GREENFIELD — Ronnie Westbrook had a hard time remembering what happened the night Katrina Miller was shot to death — or so it seemed when he took the witness stand Wednesday in the murder trial of his former girlfriend and co-defendant.
Westbrook, one of three people charged in the slaying, testified last year during the trial of accused shooter Joe Meyers that Amanda Gonzales — now on trial for murder — had planned to execute Miller but backed out at the last moment, leaving Meyers to pull the trigger. Wednesday, despite prosecutors’ attempts to have Westbrook repeat that story, the witness fumbled his way through his testimony.
Gonzales, 28, of Indianapolis, is charged with murder, kidnapping and conspiracy to commit murder. Police believe Gonzales helped plan Miller’s death out of jealousy, and her case is being heard this week in Hancock County Superior Court 1.
Westbrook, who is now serving six years after pleading guilty to assisting a criminal, took the stand late Wednesday afternoon. He told the jury he and Miller got into a car willingly with Gonzales and Meyers on the morning police believe Miller was killed.
Westbrook said he was under the impression the group was going to drop Miller off near the intersection of 38th Street and Mitthoeffer Road in Indianapolis, where Miller had arranged for another friend to pick her up. But Meyers drove away from that area and instead took the group to a cornfield just inside Hancock County — where Miller’s body was found days later, Westbrook said.
Meyers demanded everyone get out of the car, Westbrook said, and the women obeyed. Westbrook said he climbed into the driver’s seat, yelled at Gonzales, his girlfriend, to get back into the car, and the pair took off again, leaving Meyers and Miller behind.
Meyers had made him nervous, Westbrook said. There had been no conversation in the car leading up to their arriving in the cornfield, but something about Meyers’ actions concerned him, Westbrook said.
“I knew something was going on,” he said. “I knew Joe’s reputation, and I wanted to separate myself from that. It’s like if a guy starts shooting in a movie theater, and you’re there with your friends; it doesn’t matter how much you love your friends, you’re going to take care of yourself first.”
Westbrook, who was on parole at the time of Miller’s death and was wearing a GPS bracelet that tracked his movements, said he eventually got out of the car and told Gonzales he would wait, and she should return to the cornfield to pick up the others.
Prosecutors and Gonzales’ defense attorneys questioned Westbrook repeatedly Wednesday about the timeline of the events. When asked by Bob Beymer of Portland, the head of Gonzales’ legal team, why Westbrook called for Gonzales to get back in the car, Westbrook repeated he was worried about himself and later said he also feared for Gonzales.

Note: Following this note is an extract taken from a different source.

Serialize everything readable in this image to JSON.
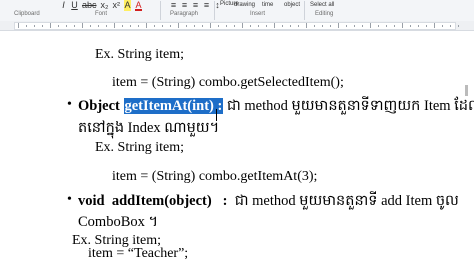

But Deputy Prosecutor John Keiffner took issue with his testimony.
“Ronnie, you left the cornfield with who?” Keiffner asked.
“Amanda,” Westbrook responded.
“And you were so concerned about her safety and well-being (at the scene) that you asked her to do what?” Keiffner continued.
“I told her to go back and get Joe,” Westbrook said.
Meyers represented himself in a two-week trial late last year. He was convicted of murder and is serving a 75-year sentence.
Wednesday, prosecutors spent much of the day providing the jury with witnesses who testified about Miller’s injuries and gave insight on evidence collected at the scene. This built up to testimony from a former inmate at the Hancock County Jail, who said Gonzales told her where the gun used to kill Miller was located.
Miranda Moore told jurors she spoke with Gonzales several times because their cells were right next to each other. Moore said Gonzales told her Meyers became enraged because some of his drugs went missing, and he warned the women something bad would happen if the drugs weren’t found.
Westbrook denied drugs were involved.
Jurors also heard from two medical experts who were entrusted with examining Miller’s body and determining what caused her death.
Dr. Thomas Sozio is the forensic pathologist who performed the autopsy of Miller’s body on July 24, 2014, a day after her remains were found.
Sozio testified he recovered a bullet from Miller’s skull. Multiple fractures in the bone told him the bullet had entered the skull from the back of the head, just above the neck, and traveled inward toward Miller’s face. He also found blunt-force trauma to Miller’s left cheekbone and bruising on her legs, which he said she would have suffered around the time of her death.
The trial, which is open to the public, resumes at 8:30 a.m. today.